Task prompt: Return all lines in the data where the string "days" can be found.

Dataset records:
:::
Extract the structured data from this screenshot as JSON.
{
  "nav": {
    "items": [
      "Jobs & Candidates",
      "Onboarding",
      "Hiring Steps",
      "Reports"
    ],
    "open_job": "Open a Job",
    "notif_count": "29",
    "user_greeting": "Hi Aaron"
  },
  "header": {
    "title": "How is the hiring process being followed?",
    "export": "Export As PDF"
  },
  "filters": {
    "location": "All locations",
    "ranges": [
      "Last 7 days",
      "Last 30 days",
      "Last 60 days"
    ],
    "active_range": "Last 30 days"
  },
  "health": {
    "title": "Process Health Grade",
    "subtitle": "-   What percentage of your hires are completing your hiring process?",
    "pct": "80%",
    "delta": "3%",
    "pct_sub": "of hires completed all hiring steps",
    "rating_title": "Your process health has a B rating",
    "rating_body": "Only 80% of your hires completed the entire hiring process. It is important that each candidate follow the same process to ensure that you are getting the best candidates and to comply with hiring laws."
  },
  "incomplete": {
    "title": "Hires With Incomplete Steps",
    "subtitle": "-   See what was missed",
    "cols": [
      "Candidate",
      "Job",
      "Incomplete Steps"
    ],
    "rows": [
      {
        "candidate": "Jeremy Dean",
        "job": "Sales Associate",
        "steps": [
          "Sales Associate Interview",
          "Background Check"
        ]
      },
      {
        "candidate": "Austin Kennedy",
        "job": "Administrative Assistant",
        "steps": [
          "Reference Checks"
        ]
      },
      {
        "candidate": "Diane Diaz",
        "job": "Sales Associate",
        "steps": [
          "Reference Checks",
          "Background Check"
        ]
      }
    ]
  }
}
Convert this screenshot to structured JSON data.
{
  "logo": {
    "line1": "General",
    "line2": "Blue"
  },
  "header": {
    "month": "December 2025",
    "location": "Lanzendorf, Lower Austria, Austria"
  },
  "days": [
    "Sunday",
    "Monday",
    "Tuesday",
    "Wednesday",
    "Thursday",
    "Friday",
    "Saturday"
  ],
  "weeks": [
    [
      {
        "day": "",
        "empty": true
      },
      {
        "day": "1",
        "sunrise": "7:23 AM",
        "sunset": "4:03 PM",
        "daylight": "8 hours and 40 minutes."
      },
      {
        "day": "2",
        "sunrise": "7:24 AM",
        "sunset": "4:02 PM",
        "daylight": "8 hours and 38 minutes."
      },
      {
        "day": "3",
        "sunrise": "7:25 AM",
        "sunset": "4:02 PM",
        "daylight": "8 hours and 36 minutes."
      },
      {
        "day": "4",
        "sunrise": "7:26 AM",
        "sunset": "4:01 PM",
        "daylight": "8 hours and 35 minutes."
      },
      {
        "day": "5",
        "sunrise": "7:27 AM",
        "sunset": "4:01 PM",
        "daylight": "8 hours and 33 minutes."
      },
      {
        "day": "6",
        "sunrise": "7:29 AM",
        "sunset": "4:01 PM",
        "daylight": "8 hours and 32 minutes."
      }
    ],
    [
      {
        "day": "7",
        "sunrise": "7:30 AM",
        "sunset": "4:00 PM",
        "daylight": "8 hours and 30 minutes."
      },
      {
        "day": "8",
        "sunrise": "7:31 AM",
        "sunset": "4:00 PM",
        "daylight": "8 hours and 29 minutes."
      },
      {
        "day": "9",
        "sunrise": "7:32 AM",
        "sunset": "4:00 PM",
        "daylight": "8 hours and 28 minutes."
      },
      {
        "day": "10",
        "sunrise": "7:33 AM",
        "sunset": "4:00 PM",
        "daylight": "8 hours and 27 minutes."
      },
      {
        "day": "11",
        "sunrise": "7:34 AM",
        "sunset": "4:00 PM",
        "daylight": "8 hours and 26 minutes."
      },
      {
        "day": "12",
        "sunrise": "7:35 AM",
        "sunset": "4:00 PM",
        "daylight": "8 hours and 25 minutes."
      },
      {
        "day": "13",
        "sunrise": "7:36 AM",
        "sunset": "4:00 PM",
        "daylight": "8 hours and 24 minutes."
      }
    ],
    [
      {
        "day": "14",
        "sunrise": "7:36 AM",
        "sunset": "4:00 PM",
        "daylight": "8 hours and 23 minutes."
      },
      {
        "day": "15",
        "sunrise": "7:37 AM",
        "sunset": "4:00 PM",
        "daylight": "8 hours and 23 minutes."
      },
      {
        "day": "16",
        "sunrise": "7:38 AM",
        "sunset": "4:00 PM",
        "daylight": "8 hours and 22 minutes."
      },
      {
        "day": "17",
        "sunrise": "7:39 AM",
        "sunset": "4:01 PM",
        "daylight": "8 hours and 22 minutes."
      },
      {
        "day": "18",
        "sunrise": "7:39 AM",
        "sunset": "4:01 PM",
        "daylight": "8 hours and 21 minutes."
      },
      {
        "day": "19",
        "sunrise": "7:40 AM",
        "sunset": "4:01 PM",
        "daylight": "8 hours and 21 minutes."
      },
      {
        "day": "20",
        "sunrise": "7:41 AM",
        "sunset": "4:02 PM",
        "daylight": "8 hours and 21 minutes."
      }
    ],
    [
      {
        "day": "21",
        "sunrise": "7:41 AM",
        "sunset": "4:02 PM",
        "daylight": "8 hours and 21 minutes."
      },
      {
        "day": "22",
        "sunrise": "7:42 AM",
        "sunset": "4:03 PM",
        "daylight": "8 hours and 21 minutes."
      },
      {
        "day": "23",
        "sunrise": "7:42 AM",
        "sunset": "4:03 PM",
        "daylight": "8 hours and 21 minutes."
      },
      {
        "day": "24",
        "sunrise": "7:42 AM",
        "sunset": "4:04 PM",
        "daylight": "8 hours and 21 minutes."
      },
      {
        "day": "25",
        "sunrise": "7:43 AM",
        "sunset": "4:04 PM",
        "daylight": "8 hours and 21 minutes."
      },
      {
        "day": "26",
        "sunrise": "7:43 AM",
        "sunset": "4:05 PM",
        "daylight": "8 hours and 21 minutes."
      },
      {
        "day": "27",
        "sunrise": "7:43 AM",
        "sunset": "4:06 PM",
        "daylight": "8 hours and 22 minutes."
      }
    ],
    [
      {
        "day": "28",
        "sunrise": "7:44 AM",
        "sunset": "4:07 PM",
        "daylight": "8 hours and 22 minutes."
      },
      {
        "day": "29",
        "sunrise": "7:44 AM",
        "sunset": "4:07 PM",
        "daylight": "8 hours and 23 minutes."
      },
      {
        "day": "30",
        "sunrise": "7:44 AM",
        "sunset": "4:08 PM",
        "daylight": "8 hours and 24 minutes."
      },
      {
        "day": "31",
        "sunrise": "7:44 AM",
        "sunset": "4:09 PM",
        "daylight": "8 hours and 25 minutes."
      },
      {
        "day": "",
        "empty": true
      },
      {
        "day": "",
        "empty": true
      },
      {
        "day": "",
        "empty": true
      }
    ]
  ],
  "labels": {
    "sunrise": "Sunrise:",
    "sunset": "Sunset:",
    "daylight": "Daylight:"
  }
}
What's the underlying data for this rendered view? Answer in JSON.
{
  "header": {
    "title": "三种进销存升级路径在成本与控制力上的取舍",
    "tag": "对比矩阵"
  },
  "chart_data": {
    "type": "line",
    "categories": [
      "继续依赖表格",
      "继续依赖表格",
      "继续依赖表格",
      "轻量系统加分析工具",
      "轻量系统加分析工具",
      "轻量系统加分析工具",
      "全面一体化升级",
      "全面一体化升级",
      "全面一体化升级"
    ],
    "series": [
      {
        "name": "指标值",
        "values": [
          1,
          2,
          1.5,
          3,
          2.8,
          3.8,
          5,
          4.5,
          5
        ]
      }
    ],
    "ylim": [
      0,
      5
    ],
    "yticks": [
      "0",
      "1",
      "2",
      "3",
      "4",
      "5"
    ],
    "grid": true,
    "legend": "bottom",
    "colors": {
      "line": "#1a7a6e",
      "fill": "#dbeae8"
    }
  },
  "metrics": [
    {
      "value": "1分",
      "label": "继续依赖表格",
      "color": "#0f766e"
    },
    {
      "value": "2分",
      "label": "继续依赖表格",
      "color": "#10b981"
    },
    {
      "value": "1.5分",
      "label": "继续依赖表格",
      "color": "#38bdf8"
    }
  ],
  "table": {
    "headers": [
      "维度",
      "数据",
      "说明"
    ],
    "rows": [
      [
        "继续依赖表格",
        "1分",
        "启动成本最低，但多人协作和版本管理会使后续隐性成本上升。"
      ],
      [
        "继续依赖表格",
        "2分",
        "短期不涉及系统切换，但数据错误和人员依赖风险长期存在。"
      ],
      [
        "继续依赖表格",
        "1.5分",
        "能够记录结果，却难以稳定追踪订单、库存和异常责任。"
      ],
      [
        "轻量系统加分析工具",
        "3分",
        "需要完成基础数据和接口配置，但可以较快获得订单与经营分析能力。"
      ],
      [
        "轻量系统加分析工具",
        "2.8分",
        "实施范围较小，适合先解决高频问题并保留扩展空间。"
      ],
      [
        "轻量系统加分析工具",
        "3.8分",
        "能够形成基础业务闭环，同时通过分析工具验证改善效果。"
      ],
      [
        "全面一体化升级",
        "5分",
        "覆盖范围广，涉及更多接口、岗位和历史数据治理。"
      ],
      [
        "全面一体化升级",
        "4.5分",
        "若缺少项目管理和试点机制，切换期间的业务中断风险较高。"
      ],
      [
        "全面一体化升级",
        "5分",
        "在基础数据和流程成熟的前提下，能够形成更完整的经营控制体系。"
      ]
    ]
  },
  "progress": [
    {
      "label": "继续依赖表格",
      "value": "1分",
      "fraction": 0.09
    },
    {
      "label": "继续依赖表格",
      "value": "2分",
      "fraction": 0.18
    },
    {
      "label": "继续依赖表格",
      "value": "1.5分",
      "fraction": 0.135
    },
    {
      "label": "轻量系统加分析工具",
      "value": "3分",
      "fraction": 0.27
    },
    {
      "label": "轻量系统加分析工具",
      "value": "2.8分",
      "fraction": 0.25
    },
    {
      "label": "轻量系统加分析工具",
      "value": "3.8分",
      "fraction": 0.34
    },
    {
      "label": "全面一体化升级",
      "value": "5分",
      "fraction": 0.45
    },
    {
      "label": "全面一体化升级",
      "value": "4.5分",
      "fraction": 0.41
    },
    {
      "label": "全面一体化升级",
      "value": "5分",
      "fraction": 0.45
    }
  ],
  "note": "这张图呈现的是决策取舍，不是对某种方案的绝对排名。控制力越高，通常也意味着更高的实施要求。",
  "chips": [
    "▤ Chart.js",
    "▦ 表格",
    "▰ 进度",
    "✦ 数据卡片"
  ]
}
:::
Written solution:
      "Last 7 days",
      "Last 30 days",
      "Last 60 days"
    "active_range": "Last 30 days"
  "days": [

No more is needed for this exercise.